The building now known as Crowley Hall originally housed the Institute of Technology, which comprised of the following departments: Theoretical and Experimental Engineering, Practical Mechanics, and Machine Drawing and Design. The University Architect’s Building Inventory lists Fr. John Zahm, CSC, and Brother Charles Harding, CSC, as principle architects. It is one of many examples of buildings on campus that have held a number of different functions over the years.
The 1892-1893 prospectus bulletin stated that “[t]his building has been erected on the most approved plans, after a study of the best institutions of the kind at home and abroad.” The 1893-1894 bulletin boasted that it was “a large and commodious building, devoted to the use of the students of civil, mechanical, and electrical engineering. It is fully equipped with all the appliances for wood and metal working, and is supplied with the most approved forms of forges and cupolas for blacksmithing and foundry work. The rooms for mechanical drawing, and the laboratories for special experimental work in mechanical engineering are used, and are complete in all their appointments.”
In 1907, the Chemistry department settled into this building, which would then be dubbed “Chemistry Hall.” The Pharmacy Department had laboratories on the second floor.
On September 13, 1916, fire broke out in the phosphorus collection on the third floor, injuring a number of firemen, students, and spectators. With all the different chemicals and potential reactions in the building, the firemen had to use a different approach than water, which was only making matters worse. They used wet sand to extinguish the phosphorus fire and the South Bend firefighters left the scene eight hours later, saving the lower two floors.
A week later, however, some of the remaining phosphorous again ignited and continued to ravage the building, sending dangerous sparks as far away as St. Edward’s Hall.
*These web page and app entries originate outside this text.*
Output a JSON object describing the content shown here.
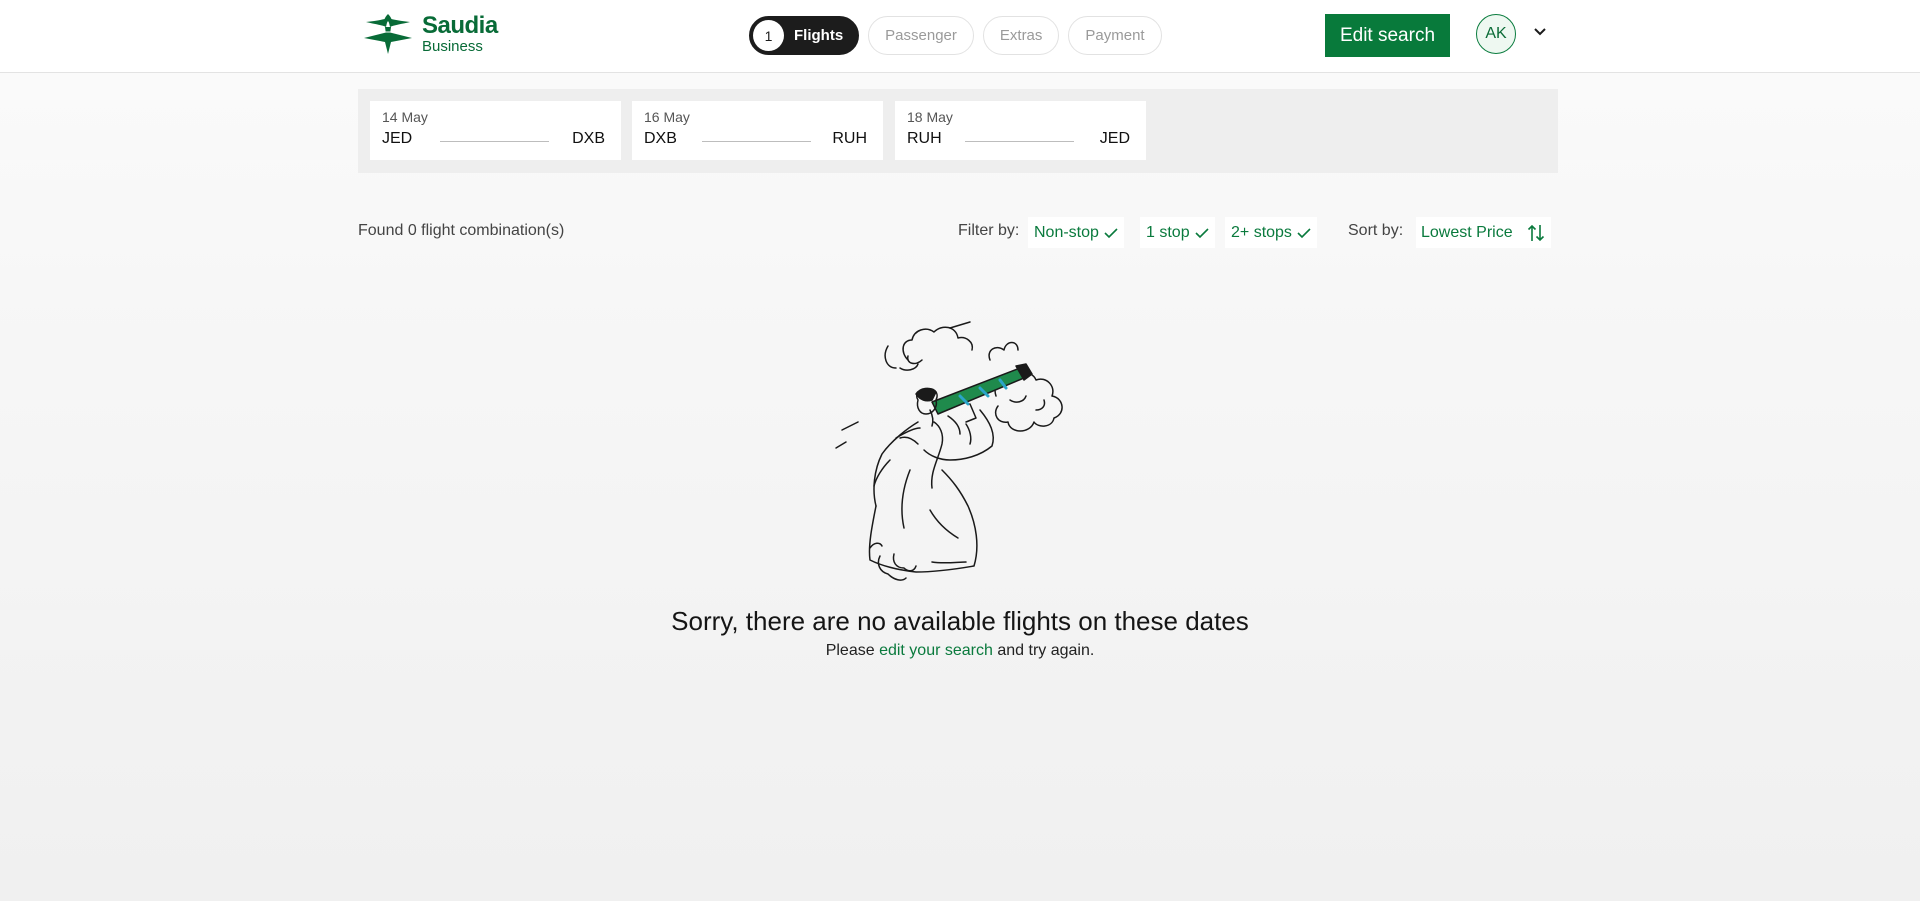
{
  "brand": {
    "name": "Saudia",
    "subtitle": "Business"
  },
  "steps": [
    {
      "number": "1",
      "label": "Flights",
      "active": true
    },
    {
      "label": "Passenger"
    },
    {
      "label": "Extras"
    },
    {
      "label": "Payment"
    }
  ],
  "header": {
    "edit_search_label": "Edit search",
    "avatar_initials": "AK"
  },
  "itinerary": [
    {
      "date": "14 May",
      "from": "JED",
      "to": "DXB"
    },
    {
      "date": "16 May",
      "from": "DXB",
      "to": "RUH"
    },
    {
      "date": "18 May",
      "from": "RUH",
      "to": "JED"
    }
  ],
  "results": {
    "found_text": "Found 0 flight combination(s)",
    "filter_label": "Filter by:",
    "filters": [
      "Non-stop",
      "1 stop",
      "2+ stops"
    ],
    "sort_label": "Sort by:",
    "sort_value": "Lowest Price"
  },
  "empty_state": {
    "title": "Sorry, there are no available flights on these dates",
    "prefix": "Please",
    "link": "edit your search",
    "suffix": "and try again."
  },
  "colors": {
    "brand_green": "#087a3b",
    "dark": "#1c1c1c",
    "panel": "#eeeeee"
  }
}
This occurred when class was being held in the already charred building. The building and its contents were pretty much destroyed, except for a small addition on the northeast corner, which remained untouched by the fire.
The cornerstone for new Chemistry Hall was laid at the 1917 commencement extercises and is now the Riley Hall of Art and Design. Nieuwland Hall was built in 1952 as a new facility for the Chemistry Department. Chemistry also has space in Stepan Chemistry Hall, which was completed in 1982 with an addition in 2002.
But the story of this 1893 building does not end with the fire. Notre Dame restored the building, which became Hoynes Hall, the home of the Law School until the Law School Building was completed in 1931. Later it housed the Architecture Department and Psychology Department, and it has been the home of the Music Department since 1976. It was named for Patrick F. Crowley, who founded the Christian Family Movement (CFM) with his wife Patricia. They were named Laetare Medalists in 1966. Crowley’s brother-in-law John Caron made the gift to the University in Crowley’s name. The Architecture Department moved to Lemonnier Library (now Bond Hall) when the Hesburgh Library opened in 1963. The Psychology Department moved to Haggar Hall in 1974.